The architects of our brand new school building are documenting their works with photos and videos during the school day. Two girls are watching a camera crew get video footage of another grade at recess through the window of their classroom.  Girl 1: I think they are filming a movie on the playground. Girl 2: Those kids get to be in a movie?! Girl 1: Yeah, I it probably starts like, ‘They were all having a great time at recess. It was a beautiful day. And then the ZOMBIES ATTACKED.’ ❂ *full disclosure: this is the same mastermind behind the piñata diaries   Slice of Life is a daily writing challenge during the month of March hosted by Two Writing Teachers. Visit their blog for more information about the challenge and for advice and ideas about how to participate.

creating with emoji

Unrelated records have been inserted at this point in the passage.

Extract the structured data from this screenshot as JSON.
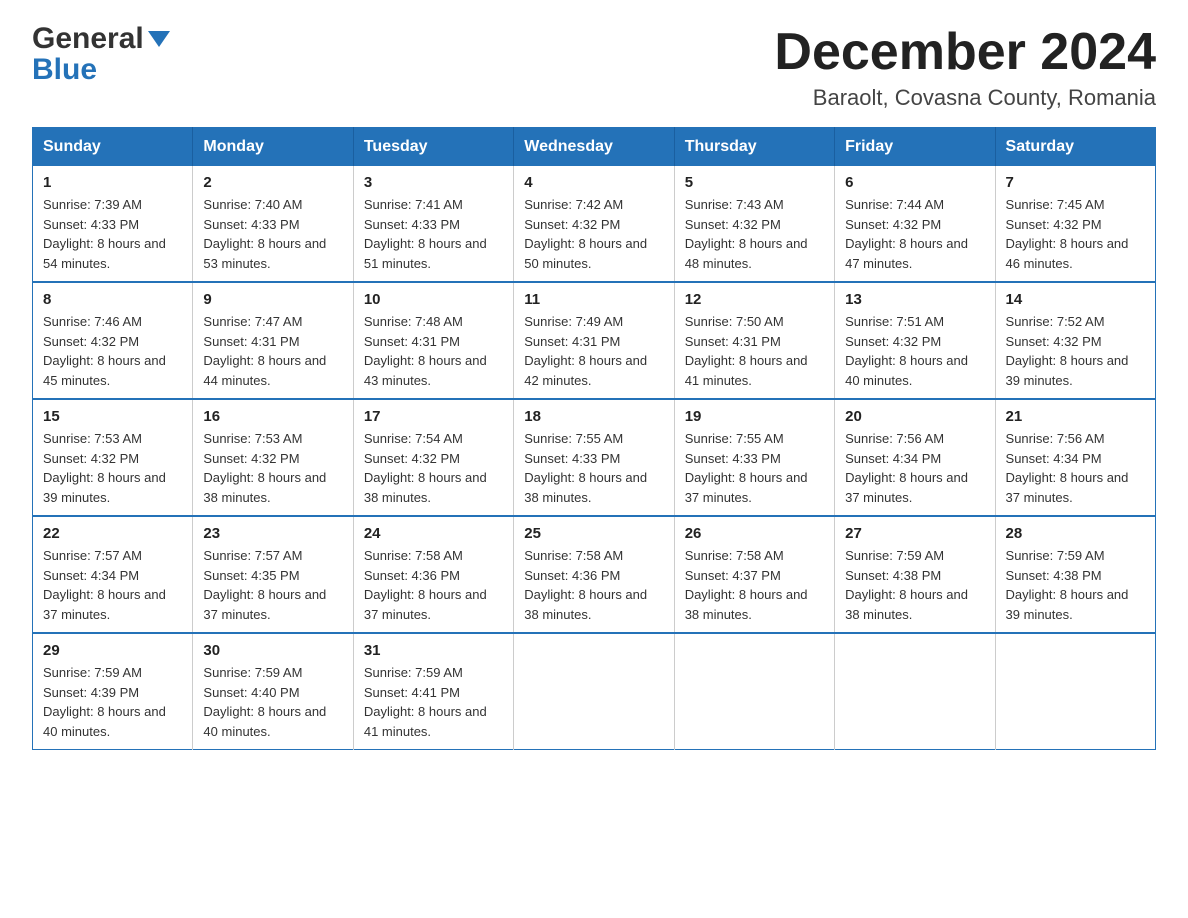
{
  "logo": {
    "line1": "General",
    "line2": "Blue"
  },
  "title": "December 2024",
  "subtitle": "Baraolt, Covasna County, Romania",
  "days": [
    "Sunday",
    "Monday",
    "Tuesday",
    "Wednesday",
    "Thursday",
    "Friday",
    "Saturday"
  ],
  "weeks": [
    [
      {
        "day": "1",
        "sunrise": "7:39 AM",
        "sunset": "4:33 PM",
        "daylight": "8 hours and 54 minutes."
      },
      {
        "day": "2",
        "sunrise": "7:40 AM",
        "sunset": "4:33 PM",
        "daylight": "8 hours and 53 minutes."
      },
      {
        "day": "3",
        "sunrise": "7:41 AM",
        "sunset": "4:33 PM",
        "daylight": "8 hours and 51 minutes."
      },
      {
        "day": "4",
        "sunrise": "7:42 AM",
        "sunset": "4:32 PM",
        "daylight": "8 hours and 50 minutes."
      },
      {
        "day": "5",
        "sunrise": "7:43 AM",
        "sunset": "4:32 PM",
        "daylight": "8 hours and 48 minutes."
      },
      {
        "day": "6",
        "sunrise": "7:44 AM",
        "sunset": "4:32 PM",
        "daylight": "8 hours and 47 minutes."
      },
      {
        "day": "7",
        "sunrise": "7:45 AM",
        "sunset": "4:32 PM",
        "daylight": "8 hours and 46 minutes."
      }
    ],
    [
      {
        "day": "8",
        "sunrise": "7:46 AM",
        "sunset": "4:32 PM",
        "daylight": "8 hours and 45 minutes."
      },
      {
        "day": "9",
        "sunrise": "7:47 AM",
        "sunset": "4:31 PM",
        "daylight": "8 hours and 44 minutes."
      },
      {
        "day": "10",
        "sunrise": "7:48 AM",
        "sunset": "4:31 PM",
        "daylight": "8 hours and 43 minutes."
      },
      {
        "day": "11",
        "sunrise": "7:49 AM",
        "sunset": "4:31 PM",
        "daylight": "8 hours and 42 minutes."
      },
      {
        "day": "12",
        "sunrise": "7:50 AM",
        "sunset": "4:31 PM",
        "daylight": "8 hours and 41 minutes."
      },
      {
        "day": "13",
        "sunrise": "7:51 AM",
        "sunset": "4:32 PM",
        "daylight": "8 hours and 40 minutes."
      },
      {
        "day": "14",
        "sunrise": "7:52 AM",
        "sunset": "4:32 PM",
        "daylight": "8 hours and 39 minutes."
      }
    ],
    [
      {
        "day": "15",
        "sunrise": "7:53 AM",
        "sunset": "4:32 PM",
        "daylight": "8 hours and 39 minutes."
      },
      {
        "day": "16",
        "sunrise": "7:53 AM",
        "sunset": "4:32 PM",
        "daylight": "8 hours and 38 minutes."
      },
      {
        "day": "17",
        "sunrise": "7:54 AM",
        "sunset": "4:32 PM",
        "daylight": "8 hours and 38 minutes."
      },
      {
        "day": "18",
        "sunrise": "7:55 AM",
        "sunset": "4:33 PM",
        "daylight": "8 hours and 38 minutes."
      },
      {
        "day": "19",
        "sunrise": "7:55 AM",
        "sunset": "4:33 PM",
        "daylight": "8 hours and 37 minutes."
      },
      {
        "day": "20",
        "sunrise": "7:56 AM",
        "sunset": "4:34 PM",
        "daylight": "8 hours and 37 minutes."
      },
      {
        "day": "21",
        "sunrise": "7:56 AM",
        "sunset": "4:34 PM",
        "daylight": "8 hours and 37 minutes."
      }
    ],
    [
      {
        "day": "22",
        "sunrise": "7:57 AM",
        "sunset": "4:34 PM",
        "daylight": "8 hours and 37 minutes."
      },
      {
        "day": "23",
        "sunrise": "7:57 AM",
        "sunset": "4:35 PM",
        "daylight": "8 hours and 37 minutes."
      },
      {
        "day": "24",
        "sunrise": "7:58 AM",
        "sunset": "4:36 PM",
        "daylight": "8 hours and 37 minutes."
      },
      {
        "day": "25",
        "sunrise": "7:58 AM",
        "sunset": "4:36 PM",
        "daylight": "8 hours and 38 minutes."
      },
      {
        "day": "26",
        "sunrise": "7:58 AM",
        "sunset": "4:37 PM",
        "daylight": "8 hours and 38 minutes."
      },
      {
        "day": "27",
        "sunrise": "7:59 AM",
        "sunset": "4:38 PM",
        "daylight": "8 hours and 38 minutes."
      },
      {
        "day": "28",
        "sunrise": "7:59 AM",
        "sunset": "4:38 PM",
        "daylight": "8 hours and 39 minutes."
      }
    ],
    [
      {
        "day": "29",
        "sunrise": "7:59 AM",
        "sunset": "4:39 PM",
        "daylight": "8 hours and 40 minutes."
      },
      {
        "day": "30",
        "sunrise": "7:59 AM",
        "sunset": "4:40 PM",
        "daylight": "8 hours and 40 minutes."
      },
      {
        "day": "31",
        "sunrise": "7:59 AM",
        "sunset": "4:41 PM",
        "daylight": "8 hours and 41 minutes."
      },
      null,
      null,
      null,
      null
    ]
  ]
}
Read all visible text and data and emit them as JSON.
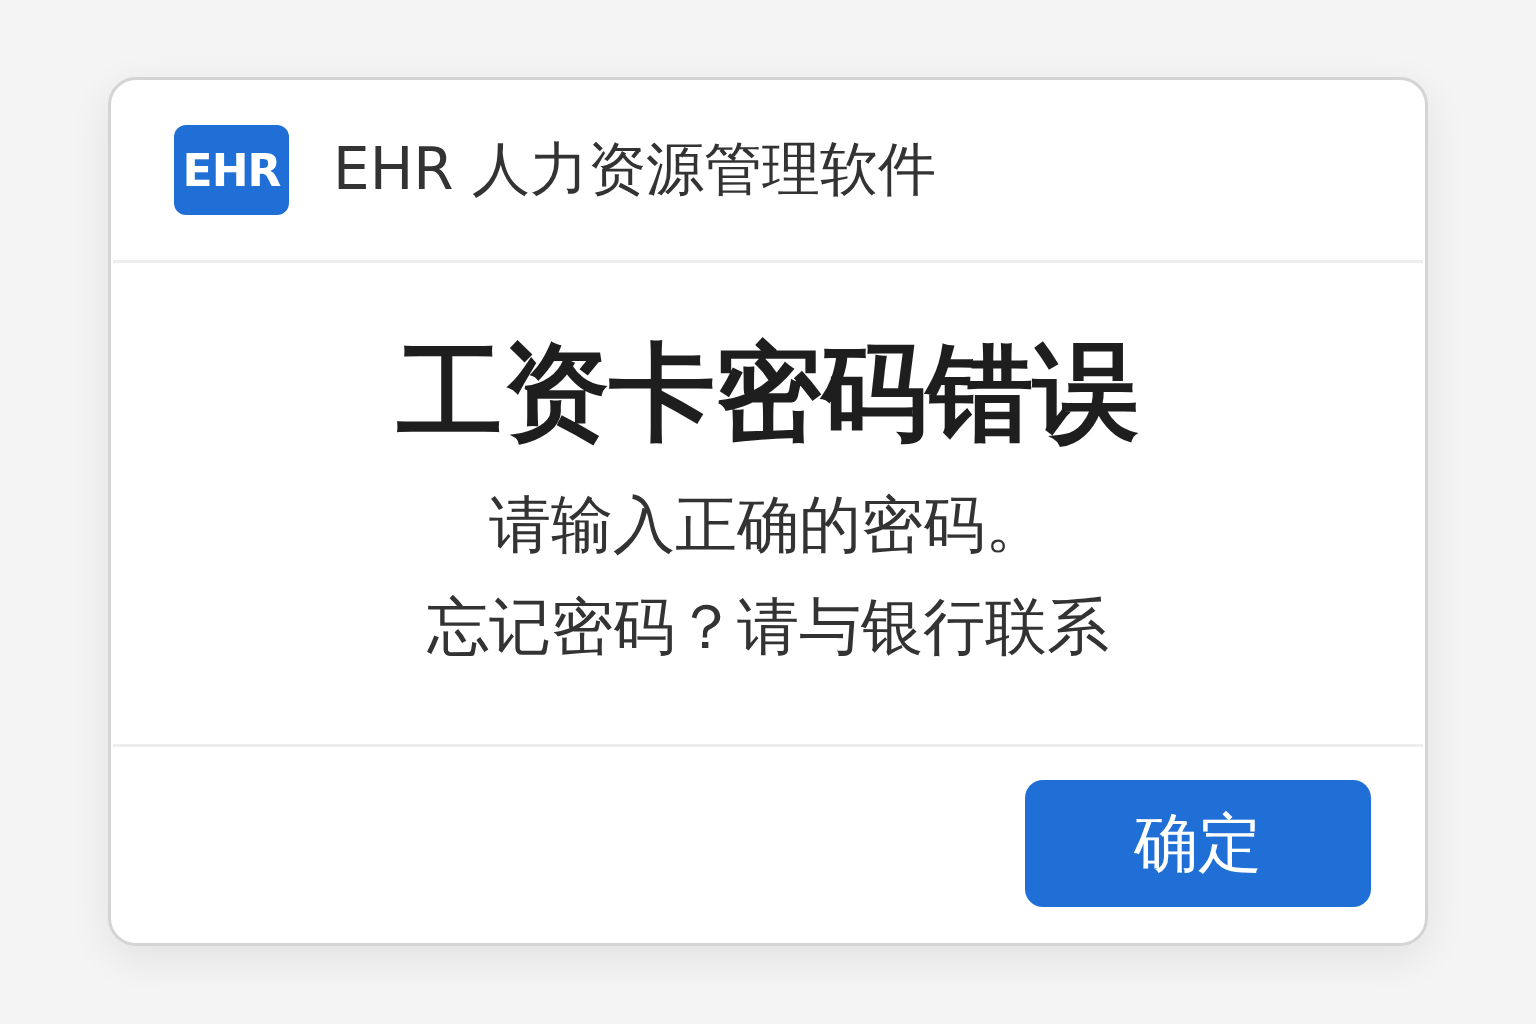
{
  "window": {
    "logo": "EHR",
    "title": "EHR 人力资源管理软件"
  },
  "message": {
    "heading": "工资卡密码错误",
    "lines": [
      "请输入正确的密码。",
      "忘记密码？请与银行联系"
    ]
  },
  "buttons": [
    {
      "label": "确定",
      "kind": "primary"
    }
  ]
}
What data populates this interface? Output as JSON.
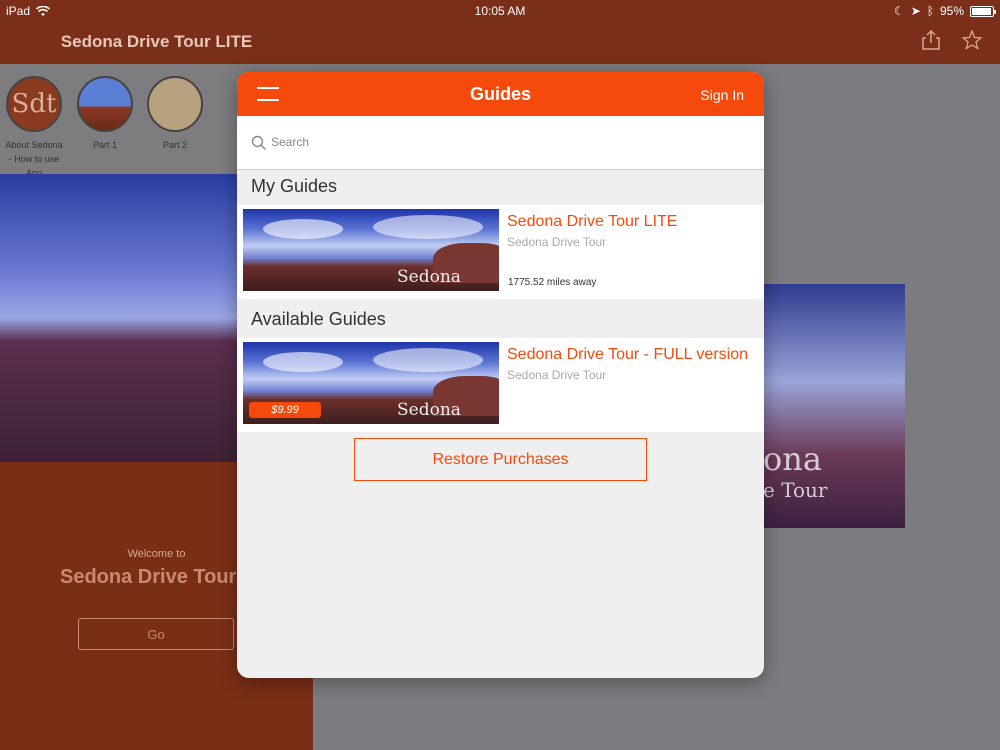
{
  "statusbar": {
    "device": "iPad",
    "time": "10:05 AM",
    "battery": "95%",
    "battery_level": 0.95
  },
  "background_left": {
    "nav_title": "Sedona Drive Tour LITE",
    "thumbs": [
      {
        "label": "About Sedona - How to use App",
        "logo_text": "Sdt"
      },
      {
        "label": "Part 1"
      },
      {
        "label": "Part 2"
      }
    ],
    "welcome_text": "Welcome to",
    "welcome_title": "Sedona Drive Tour LITE",
    "go_label": "Go"
  },
  "background_right": {
    "hero_text_1": "ona",
    "hero_text_2": "e Tour"
  },
  "modal": {
    "title": "Guides",
    "sign_in": "Sign In",
    "search_placeholder": "Search",
    "my_guides_header": "My Guides",
    "available_guides_header": "Available Guides",
    "my_guides": [
      {
        "title": "Sedona Drive Tour LITE",
        "subtitle": "Sedona Drive Tour",
        "distance": "1775.52 miles away",
        "image_text": "Sedona"
      }
    ],
    "available_guides": [
      {
        "title": "Sedona Drive Tour - FULL version",
        "subtitle": "Sedona Drive Tour",
        "price": "$9.99",
        "image_text": "Sedona"
      }
    ],
    "restore_label": "Restore Purchases"
  },
  "colors": {
    "accent": "#f54a0c",
    "background_brown": "#7a2e16"
  }
}
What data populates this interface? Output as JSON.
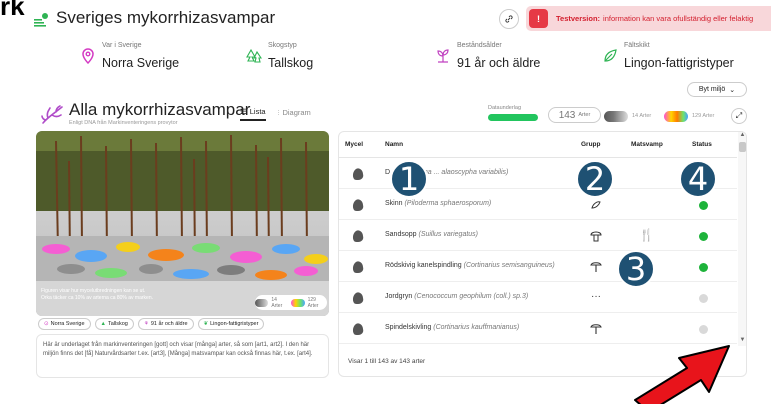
{
  "crop_text": "rk",
  "header": {
    "title": "Sveriges mykorrhizasvampar",
    "banner_bold": "Testversion:",
    "banner_text": "information kan vara ofullständig eller felaktig",
    "banner_icon": "!"
  },
  "filters": [
    {
      "label": "Var i Sverige",
      "value": "Norra Sverige",
      "icon": "location-pin"
    },
    {
      "label": "Skogstyp",
      "value": "Tallskog",
      "icon": "pine-tree"
    },
    {
      "label": "Beståndsålder",
      "value": "91 år och äldre",
      "icon": "sprout"
    },
    {
      "label": "Fältskikt",
      "value": "Lingon-fattigristyper",
      "icon": "leaf"
    }
  ],
  "env_button": "Byt miljö",
  "section": {
    "title": "Alla mykorrhizasvampar",
    "subtitle": "Enligt DNA från Markinventeringens provytor",
    "tab_list": "Lista",
    "tab_diagram": "Diagram"
  },
  "databasis_label": "Dataunderlag",
  "counts": {
    "main_value": "143",
    "main_unit": "Arter",
    "pill1_value": "14 Arter",
    "pill2_value": "129 Arter"
  },
  "image_panel": {
    "caption_line1": "Figuren visar hur mycelutbredningen kan se ut.",
    "caption_line2": "Orka täcker ca 10% av arterna ca 80% av marken.",
    "legend1": "14 Arter",
    "legend2": "129 Arter"
  },
  "tags": [
    "Norra Sverige",
    "Tallskog",
    "91 år och äldre",
    "Lingon-fattigristyper"
  ],
  "description": "Här är underlaget från markinventeringen [gott] och visar [många] arter, så som [art1, art2]. I den här miljön finns det [få] Naturvårdsarter t.ex. [art3], [Många] matsvampar kan också finnas här, t.ex. [art4].",
  "table": {
    "columns": [
      "Mycel",
      "Namn",
      "Grupp",
      "Matsvamp",
      "Status"
    ],
    "rows": [
      {
        "name": "D",
        "latin": "(Amphinema ... alaoscypha variabilis)",
        "group": "",
        "food": false,
        "status": "none"
      },
      {
        "name": "Skinn",
        "latin": "(Piloderma sphaerosporum)",
        "group": "crust",
        "food": false,
        "status": "green"
      },
      {
        "name": "Sandsopp",
        "latin": "(Suillus variegatus)",
        "group": "bolete",
        "food": true,
        "status": "green"
      },
      {
        "name": "Rödskivig kanelspindling",
        "latin": "(Cortinarius semisanguineus)",
        "group": "agaric",
        "food": false,
        "status": "green"
      },
      {
        "name": "Jordgryn",
        "latin": "(Cenococcum geophilum (coll.) sp.3)",
        "group": "other",
        "food": false,
        "status": "gray"
      },
      {
        "name": "Spindelskivling",
        "latin": "(Cortinarius kauffmanianus)",
        "group": "agaric",
        "food": false,
        "status": "gray"
      }
    ],
    "footer": "Visar 1 till 143 av 143 arter"
  },
  "badges": [
    "1",
    "2",
    "3",
    "4"
  ],
  "colors": {
    "accent_green": "#22c55e",
    "banner_red": "#e63946",
    "badge_blue": "#1f5173",
    "arrow_red": "#e8141b"
  }
}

Yesterday, I wrote about my day using only 57 different emoji. I loved reading all the comments of people who said they still totally “got” it, or followed most of it despite the lack of words. Prompted by mom, and her awesome post about why literacy includes both words AND pictures (and, yes, emoji!) I wanted to share some more about my process creating my post. I actually started by writing this post on my phone, to have easier access to the emoji keyboard. (If you haven’t yet learned how to find the emoji keyboard on your phone, directions are here.) I used the WordPress App on my phone to type in all the emojis I wanted, going moment by moment and finding just the right little picture to describe what I did or how I felt. Reading over the emoji and turning them into a story requires a lot more imagination, inferring and close reading than simply describing my day with words. But there’s no real mystery to reading emojis, no secret information teenagers have that …